The final dimensions of my box were 30 inches by 30 inches by 7 inches. I checked these dimensions again with the final model to make sure I would be cutting the right sized backdrop box.

Designing the Frame

To design the tabbed box, I used this online resource. Here are the settings that I used.

This is what the box looked like once it was done.

I downloaded the file as a DXF. Here is the fusion file.

Here are the files that I used.

Box Files

Cutting the Frame

Once all my files were prepared, I moved on to cutting out the wood on the ShopBot. I processed my files on Aspire. Then, I uploaded my toolpaths into the ShopBot software.

Since the engineering classes at our school are in the middle of final project week, I was not allowed to remove their wood from the ShopBot. Luckily, the person who had used the ShopBot last did not cover the entire table with their wood! With the help of Mr. Dubick, I was able to align the X, Y, and Z axis with the remaining area of the ShopBot.

Here is a picture of my Y-axis offset.

Because of final project week, we also had a smaller supply of wood in the Fab Lab. Mr. Dubick found me two pieces of scrap ⅛ inch wood that I could use. I manipulated me files so that everything would fit on the scraps.

Finally, I was able to cut. I tried to put tabs into my toolpaths, but because the wood was so thin, they didn’t really work. (They held the wood in place, but snapped off easily when we took the finished wood off the table.)

Here is the semi-finished box. (I tried to assemble it as best as I could without sanding it.)

Once I had finished removing the pieces from the ShopBot, I figured out that I had not included dogbones.
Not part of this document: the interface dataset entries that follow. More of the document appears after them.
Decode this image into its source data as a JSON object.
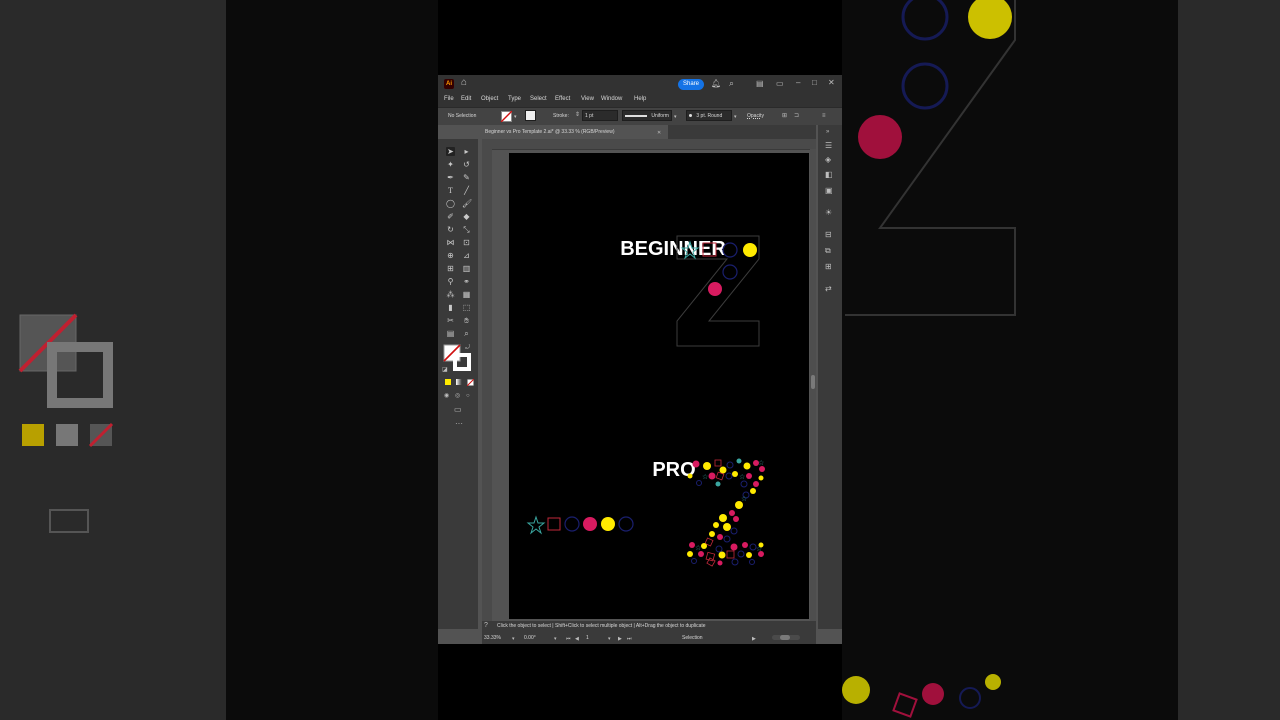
{
  "app": {
    "logo": "Ai",
    "share_label": "Share",
    "menu": [
      "File",
      "Edit",
      "Object",
      "Type",
      "Select",
      "Effect",
      "View",
      "Window",
      "Help"
    ],
    "control": {
      "selection": "No Selection",
      "stroke_label": "Stroke:",
      "stroke_weight": "1 pt",
      "profile": "Uniform",
      "brush": "3 pt. Round",
      "opacity_label": "Opacity"
    },
    "document_tab": "Beginner vs Pro Template 2.ai* @ 33.33 % (RGB/Preview)",
    "status_hint": "Click the object to select  |  Shift+Click to select multiple object  |  Alt+Drag the object to duplicate",
    "zoom": "33.33%",
    "rotation": "0.00°",
    "artboard_number": "1",
    "tool_status": "Selection"
  },
  "artboard": {
    "heading_top": "BEGINNER",
    "heading_bottom": "PRO"
  },
  "colors": {
    "teal": "#3aa6a0",
    "red_outline": "#c0283a",
    "navy": "#1a1f6e",
    "magenta": "#d81b60",
    "yellow": "#ffea00",
    "accent_blue": "#1473e6"
  },
  "icons": [
    "home-icon",
    "bell-icon",
    "search-icon",
    "minimize-icon",
    "maximize-icon",
    "close-icon",
    "help-icon"
  ]
}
To fix this mistake, I decided to create DIY dogbones.

Another solution that I could have implemented from the beginning was using the corner compensation tool to implement dogbones into the design.

This is the fixed file.
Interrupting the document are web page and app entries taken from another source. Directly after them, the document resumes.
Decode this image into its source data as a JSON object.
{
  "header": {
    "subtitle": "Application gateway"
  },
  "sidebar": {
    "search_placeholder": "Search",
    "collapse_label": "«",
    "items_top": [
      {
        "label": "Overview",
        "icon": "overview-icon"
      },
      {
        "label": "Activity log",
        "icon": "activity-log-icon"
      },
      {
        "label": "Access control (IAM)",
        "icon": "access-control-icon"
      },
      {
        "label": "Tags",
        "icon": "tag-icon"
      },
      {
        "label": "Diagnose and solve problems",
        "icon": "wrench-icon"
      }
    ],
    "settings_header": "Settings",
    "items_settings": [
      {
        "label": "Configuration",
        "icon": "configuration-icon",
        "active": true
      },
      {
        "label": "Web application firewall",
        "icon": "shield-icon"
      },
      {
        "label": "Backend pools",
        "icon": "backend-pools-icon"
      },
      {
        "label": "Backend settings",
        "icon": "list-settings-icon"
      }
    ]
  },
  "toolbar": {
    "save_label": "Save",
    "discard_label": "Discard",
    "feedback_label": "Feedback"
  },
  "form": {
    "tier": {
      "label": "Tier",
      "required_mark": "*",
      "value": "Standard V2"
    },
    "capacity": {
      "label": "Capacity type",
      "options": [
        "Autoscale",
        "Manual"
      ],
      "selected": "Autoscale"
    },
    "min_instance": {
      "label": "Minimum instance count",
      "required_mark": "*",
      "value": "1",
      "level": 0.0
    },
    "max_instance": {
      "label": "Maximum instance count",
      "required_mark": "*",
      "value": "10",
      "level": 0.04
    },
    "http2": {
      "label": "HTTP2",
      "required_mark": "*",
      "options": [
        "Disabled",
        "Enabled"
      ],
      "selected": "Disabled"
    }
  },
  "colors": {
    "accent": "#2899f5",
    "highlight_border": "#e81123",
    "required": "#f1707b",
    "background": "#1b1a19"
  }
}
Fixed Box Files

Post Processing the Frame - Kai, Katie, Maxine, Will

To create the DIY dogbones, we used a circular file and sandpaper. (We mainly used the sandpaper to smooth the edges of the wood to prevent splinters.)

Sanding the Frame - Kai, Katie, Maxine, Will
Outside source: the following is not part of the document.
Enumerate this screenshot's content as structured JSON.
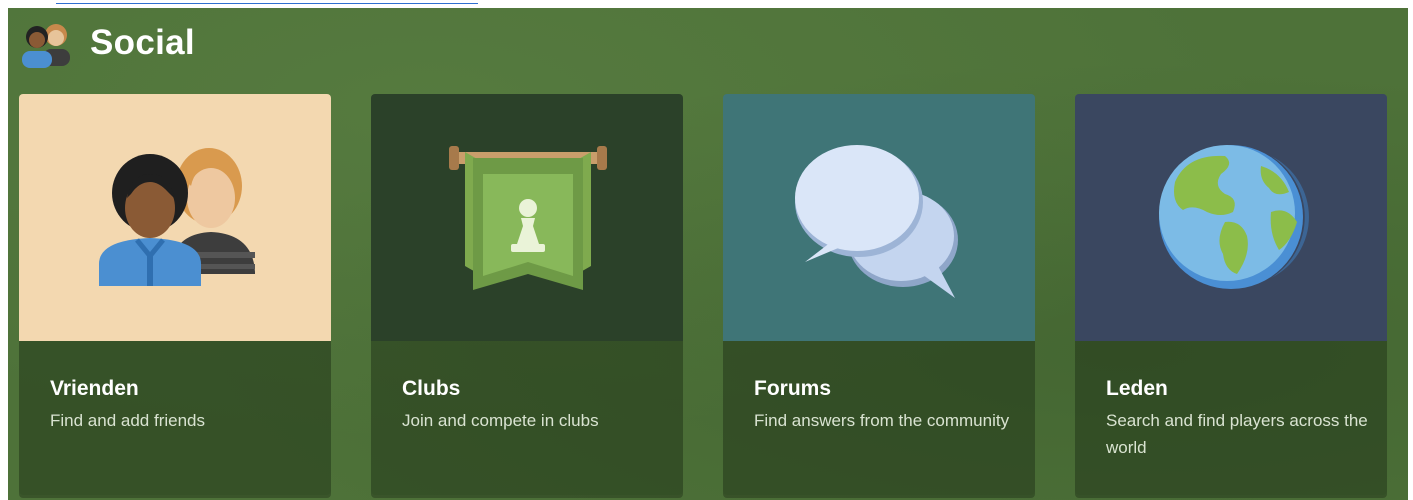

To add in the DIY dogbones, we used a circular file.

Here is what they looked like once they were filed.

Painting the Frame - Kai

In order to create a stark contrast between the light and the box, we decided to paint it black using spray paint.

Above, you can see me spray painting.

Here is the finished product.

Gluing the Frame - Katie

Once Kai was finished spray painting, I worked on gluing the background box together. I used wood glue to secure the sides together and tables to prop up the drying pieces. I noticed that the wood glue had clumped up at the seams of the box, so I wiped them clean. Still, the yellow wood glue was mildly visible against the black paint, so I decided to come back (once it had dried) to paint the seams with black acrylic paint.

Testing the axes & long-exposure view - Kai, Maxine, & Will

While I, Kai, set up my camera (see above photo; not sure why Maxine was so excited, nor why she chose to sit under my tripod) for the long-exposure shots in a window-less bathroom so that we wouldn’t have any external light, Maxine & Will hopped in the bathtub at the opposite end of the bathroom and held our contraption up without the box so that it would fit in our limited space and so that they could move the axes from behind the machine.

Once I was satisfied with how the shot looked from my point of view, we turned off the overhead lights and hooked up the Neopixel. I took two 30-second shots while Maxine and Will moved the light around on the two axes. Below, you can see the results. Note that some of the light appears jarred, which is because the light was being moved in two directions manually, which is hard to do in itself, let alone while inside of a bathtub.

Our Slide

Our Video

Potential Iterations

  • Axes are over constrained (explanation)

  • Redesign cable track?

  • Design a piece that attaches the cable to the box (instead of hot glue)

  • Design bolt piece

  • More easily removable light

  • Look at datasheet of neopixel

  • Clip in neopixel (would not have to rely on soldered wire, possibly tabs)

  • Threads should not line up - one hole has to be larger, one has to be smaller

  • Brass fitting melted into PLA for threaded holes, screwing everything together

  • Braces on the corners and edges (3D printed)